» What is required
All entries below are to be set down again exactly as given.

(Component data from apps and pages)
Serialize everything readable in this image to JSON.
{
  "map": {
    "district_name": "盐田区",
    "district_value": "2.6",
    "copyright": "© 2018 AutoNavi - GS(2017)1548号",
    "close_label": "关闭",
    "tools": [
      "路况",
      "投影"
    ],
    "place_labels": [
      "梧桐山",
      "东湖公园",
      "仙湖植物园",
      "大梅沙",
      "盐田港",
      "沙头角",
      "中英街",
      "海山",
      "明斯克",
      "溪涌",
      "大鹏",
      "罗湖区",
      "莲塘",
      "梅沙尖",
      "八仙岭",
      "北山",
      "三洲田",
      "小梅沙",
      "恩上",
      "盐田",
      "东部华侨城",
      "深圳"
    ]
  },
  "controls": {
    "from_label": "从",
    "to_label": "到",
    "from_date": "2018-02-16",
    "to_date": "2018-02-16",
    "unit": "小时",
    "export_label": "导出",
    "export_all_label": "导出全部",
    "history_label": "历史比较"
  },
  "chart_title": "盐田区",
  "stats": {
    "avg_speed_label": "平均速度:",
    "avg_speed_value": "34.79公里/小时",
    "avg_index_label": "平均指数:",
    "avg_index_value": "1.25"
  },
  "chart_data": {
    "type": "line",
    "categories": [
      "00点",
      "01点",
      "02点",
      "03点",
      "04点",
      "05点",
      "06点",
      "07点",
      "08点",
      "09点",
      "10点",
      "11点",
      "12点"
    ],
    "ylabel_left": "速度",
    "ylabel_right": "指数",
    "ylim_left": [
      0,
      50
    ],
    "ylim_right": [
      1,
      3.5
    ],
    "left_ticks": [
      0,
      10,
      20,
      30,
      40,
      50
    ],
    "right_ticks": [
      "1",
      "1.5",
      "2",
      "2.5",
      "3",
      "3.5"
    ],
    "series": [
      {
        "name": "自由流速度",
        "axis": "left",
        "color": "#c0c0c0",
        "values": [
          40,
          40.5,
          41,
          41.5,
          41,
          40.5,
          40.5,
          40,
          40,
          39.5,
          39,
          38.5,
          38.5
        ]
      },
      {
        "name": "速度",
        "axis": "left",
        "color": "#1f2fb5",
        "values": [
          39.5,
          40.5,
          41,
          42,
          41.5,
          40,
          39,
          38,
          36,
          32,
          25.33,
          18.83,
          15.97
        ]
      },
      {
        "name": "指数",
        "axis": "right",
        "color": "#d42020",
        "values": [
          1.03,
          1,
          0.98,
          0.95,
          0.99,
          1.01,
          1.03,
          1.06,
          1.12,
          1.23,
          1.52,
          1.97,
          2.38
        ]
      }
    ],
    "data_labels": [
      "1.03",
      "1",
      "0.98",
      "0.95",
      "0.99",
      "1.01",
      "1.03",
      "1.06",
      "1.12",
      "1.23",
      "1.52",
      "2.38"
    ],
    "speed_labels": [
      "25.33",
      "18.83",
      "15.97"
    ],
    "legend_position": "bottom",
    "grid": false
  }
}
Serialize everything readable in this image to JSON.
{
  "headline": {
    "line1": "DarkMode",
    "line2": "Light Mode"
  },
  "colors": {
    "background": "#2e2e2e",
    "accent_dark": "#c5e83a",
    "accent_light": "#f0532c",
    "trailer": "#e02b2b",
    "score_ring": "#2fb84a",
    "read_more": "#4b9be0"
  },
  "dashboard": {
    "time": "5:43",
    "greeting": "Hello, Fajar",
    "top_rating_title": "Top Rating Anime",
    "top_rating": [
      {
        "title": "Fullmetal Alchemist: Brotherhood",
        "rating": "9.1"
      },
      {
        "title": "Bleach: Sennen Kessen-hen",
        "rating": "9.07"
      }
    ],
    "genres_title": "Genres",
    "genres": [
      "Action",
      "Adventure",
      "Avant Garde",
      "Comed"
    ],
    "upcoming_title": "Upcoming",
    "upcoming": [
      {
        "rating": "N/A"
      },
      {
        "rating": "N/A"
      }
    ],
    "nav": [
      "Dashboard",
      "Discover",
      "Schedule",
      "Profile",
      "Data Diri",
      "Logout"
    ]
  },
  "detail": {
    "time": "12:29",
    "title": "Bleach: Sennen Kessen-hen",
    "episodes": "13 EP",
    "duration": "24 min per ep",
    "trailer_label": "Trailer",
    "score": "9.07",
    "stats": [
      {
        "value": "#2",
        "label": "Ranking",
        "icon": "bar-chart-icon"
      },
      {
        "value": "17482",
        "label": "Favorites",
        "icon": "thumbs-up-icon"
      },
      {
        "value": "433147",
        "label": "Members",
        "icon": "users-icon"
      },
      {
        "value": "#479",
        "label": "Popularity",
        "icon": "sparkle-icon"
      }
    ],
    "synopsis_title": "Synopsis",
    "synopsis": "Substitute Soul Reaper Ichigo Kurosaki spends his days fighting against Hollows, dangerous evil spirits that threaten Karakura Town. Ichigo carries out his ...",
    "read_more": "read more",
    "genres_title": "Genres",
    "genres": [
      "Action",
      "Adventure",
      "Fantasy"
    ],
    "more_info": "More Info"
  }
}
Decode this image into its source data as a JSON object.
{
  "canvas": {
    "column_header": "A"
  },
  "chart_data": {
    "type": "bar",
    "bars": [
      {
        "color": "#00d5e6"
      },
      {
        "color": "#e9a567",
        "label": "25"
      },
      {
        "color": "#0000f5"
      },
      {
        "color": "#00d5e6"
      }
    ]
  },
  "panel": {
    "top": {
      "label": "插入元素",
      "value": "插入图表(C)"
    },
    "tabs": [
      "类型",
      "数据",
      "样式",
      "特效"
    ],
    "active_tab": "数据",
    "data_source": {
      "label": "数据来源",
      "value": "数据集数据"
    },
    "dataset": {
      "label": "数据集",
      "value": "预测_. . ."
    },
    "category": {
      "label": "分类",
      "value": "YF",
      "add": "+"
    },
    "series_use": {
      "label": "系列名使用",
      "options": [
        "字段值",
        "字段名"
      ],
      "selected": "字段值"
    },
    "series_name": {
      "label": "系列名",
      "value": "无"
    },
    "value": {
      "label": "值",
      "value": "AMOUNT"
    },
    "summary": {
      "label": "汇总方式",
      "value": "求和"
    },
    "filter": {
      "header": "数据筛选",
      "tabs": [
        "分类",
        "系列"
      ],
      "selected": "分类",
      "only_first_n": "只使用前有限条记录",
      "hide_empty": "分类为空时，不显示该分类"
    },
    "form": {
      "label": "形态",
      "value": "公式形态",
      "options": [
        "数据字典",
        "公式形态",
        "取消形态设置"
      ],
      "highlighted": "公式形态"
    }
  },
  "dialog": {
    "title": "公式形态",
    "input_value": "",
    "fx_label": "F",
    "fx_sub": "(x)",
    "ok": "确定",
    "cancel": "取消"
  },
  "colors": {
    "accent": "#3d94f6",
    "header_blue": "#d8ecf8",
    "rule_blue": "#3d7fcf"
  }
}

» Output
Serialize everything readable in this image to JSON.
{
  "map": {
    "district_name": "盐田区",
    "district_value": "2.6",
    "copyright": "© 2018 AutoNavi - GS(2017)1548号",
    "close_label": "关闭",
    "tools": [
      "路况",
      "投影"
    ],
    "place_labels": [
      "梧桐山",
      "东湖公园",
      "仙湖植物园",
      "大梅沙",
      "盐田港",
      "沙头角",
      "中英街",
      "海山",
      "明斯克",
      "溪涌",
      "大鹏",
      "罗湖区",
      "莲塘",
      "梅沙尖",
      "八仙岭",
      "北山",
      "三洲田",
      "小梅沙",
      "恩上",
      "盐田",
      "东部华侨城",
      "深圳"
    ]
  },
  "controls": {
    "from_label": "从",
    "to_label": "到",
    "from_date": "2018-02-16",
    "to_date": "2018-02-16",
    "unit": "小时",
    "export_label": "导出",
    "export_all_label": "导出全部",
    "history_label": "历史比较"
  },
  "chart_title": "盐田区",
  "stats": {
    "avg_speed_label": "平均速度:",
    "avg_speed_value": "34.79公里/小时",
    "avg_index_label": "平均指数:",
    "avg_index_value": "1.25"
  },
  "chart_data": {
    "type": "line",
    "categories": [
      "00点",
      "01点",
      "02点",
      "03点",
      "04点",
      "05点",
      "06点",
      "07点",
      "08点",
      "09点",
      "10点",
      "11点",
      "12点"
    ],
    "ylabel_left": "速度",
    "ylabel_right": "指数",
    "ylim_left": [
      0,
      50
    ],
    "ylim_right": [
      1,
      3.5
    ],
    "left_ticks": [
      0,
      10,
      20,
      30,
      40,
      50
    ],
    "right_ticks": [
      "1",
      "1.5",
      "2",
      "2.5",
      "3",
      "3.5"
    ],
    "series": [
      {
        "name": "自由流速度",
        "axis": "left",
        "color": "#c0c0c0",
        "values": [
          40,
          40.5,
          41,
          41.5,
          41,
          40.5,
          40.5,
          40,
          40,
          39.5,
          39,
          38.5,
          38.5
        ]
      },
      {
        "name": "速度",
        "axis": "left",
        "color": "#1f2fb5",
        "values": [
          39.5,
          40.5,
          41,
          42,
          41.5,
          40,
          39,
          38,
          36,
          32,
          25.33,
          18.83,
          15.97
        ]
      },
      {
        "name": "指数",
        "axis": "right",
        "color": "#d42020",
        "values": [
          1.03,
          1,
          0.98,
          0.95,
          0.99,
          1.01,
          1.03,
          1.06,
          1.12,
          1.23,
          1.52,
          1.97,
          2.38
        ]
      }
    ],
    "data_labels": [
      "1.03",
      "1",
      "0.98",
      "0.95",
      "0.99",
      "1.01",
      "1.03",
      "1.06",
      "1.12",
      "1.23",
      "1.52",
      "2.38"
    ],
    "speed_labels": [
      "25.33",
      "18.83",
      "15.97"
    ],
    "legend_position": "bottom",
    "grid": false
  }
}
Serialize everything readable in this image to JSON.
{
  "headline": {
    "line1": "DarkMode",
    "line2": "Light Mode"
  },
  "colors": {
    "background": "#2e2e2e",
    "accent_dark": "#c5e83a",
    "accent_light": "#f0532c",
    "trailer": "#e02b2b",
    "score_ring": "#2fb84a",
    "read_more": "#4b9be0"
  },
  "dashboard": {
    "time": "5:43",
    "greeting": "Hello, Fajar",
    "top_rating_title": "Top Rating Anime",
    "top_rating": [
      {
        "title": "Fullmetal Alchemist: Brotherhood",
        "rating": "9.1"
      },
      {
        "title": "Bleach: Sennen Kessen-hen",
        "rating": "9.07"
      }
    ],
    "genres_title": "Genres",
    "genres": [
      "Action",
      "Adventure",
      "Avant Garde",
      "Comed"
    ],
    "upcoming_title": "Upcoming",
    "upcoming": [
      {
        "rating": "N/A"
      },
      {
        "rating": "N/A"
      }
    ],
    "nav": [
      "Dashboard",
      "Discover",
      "Schedule",
      "Profile",
      "Data Diri",
      "Logout"
    ]
  },
  "detail": {
    "time": "12:29",
    "title": "Bleach: Sennen Kessen-hen",
    "episodes": "13 EP",
    "duration": "24 min per ep",
    "trailer_label": "Trailer",
    "score": "9.07",
    "stats": [
      {
        "value": "#2",
        "label": "Ranking",
        "icon": "bar-chart-icon"
      },
      {
        "value": "17482",
        "label": "Favorites",
        "icon": "thumbs-up-icon"
      },
      {
        "value": "433147",
        "label": "Members",
        "icon": "users-icon"
      },
      {
        "value": "#479",
        "label": "Popularity",
        "icon": "sparkle-icon"
      }
    ],
    "synopsis_title": "Synopsis",
    "synopsis": "Substitute Soul Reaper Ichigo Kurosaki spends his days fighting against Hollows, dangerous evil spirits that threaten Karakura Town. Ichigo carries out his ...",
    "read_more": "read more",
    "genres_title": "Genres",
    "genres": [
      "Action",
      "Adventure",
      "Fantasy"
    ],
    "more_info": "More Info"
  }
}
Decode this image into its source data as a JSON object.
{
  "canvas": {
    "column_header": "A"
  },
  "chart_data": {
    "type": "bar",
    "bars": [
      {
        "color": "#00d5e6"
      },
      {
        "color": "#e9a567",
        "label": "25"
      },
      {
        "color": "#0000f5"
      },
      {
        "color": "#00d5e6"
      }
    ]
  },
  "panel": {
    "top": {
      "label": "插入元素",
      "value": "插入图表(C)"
    },
    "tabs": [
      "类型",
      "数据",
      "样式",
      "特效"
    ],
    "active_tab": "数据",
    "data_source": {
      "label": "数据来源",
      "value": "数据集数据"
    },
    "dataset": {
      "label": "数据集",
      "value": "预测_. . ."
    },
    "category": {
      "label": "分类",
      "value": "YF",
      "add": "+"
    },
    "series_use": {
      "label": "系列名使用",
      "options": [
        "字段值",
        "字段名"
      ],
      "selected": "字段值"
    },
    "series_name": {
      "label": "系列名",
      "value": "无"
    },
    "value": {
      "label": "值",
      "value": "AMOUNT"
    },
    "summary": {
      "label": "汇总方式",
      "value": "求和"
    },
    "filter": {
      "header": "数据筛选",
      "tabs": [
        "分类",
        "系列"
      ],
      "selected": "分类",
      "only_first_n": "只使用前有限条记录",
      "hide_empty": "分类为空时，不显示该分类"
    },
    "form": {
      "label": "形态",
      "value": "公式形态",
      "options": [
        "数据字典",
        "公式形态",
        "取消形态设置"
      ],
      "highlighted": "公式形态"
    }
  },
  "dialog": {
    "title": "公式形态",
    "input_value": "",
    "fx_label": "F",
    "fx_sub": "(x)",
    "ok": "确定",
    "cancel": "取消"
  },
  "colors": {
    "accent": "#3d94f6",
    "header_blue": "#d8ecf8",
    "rule_blue": "#3d7fcf"
  }
}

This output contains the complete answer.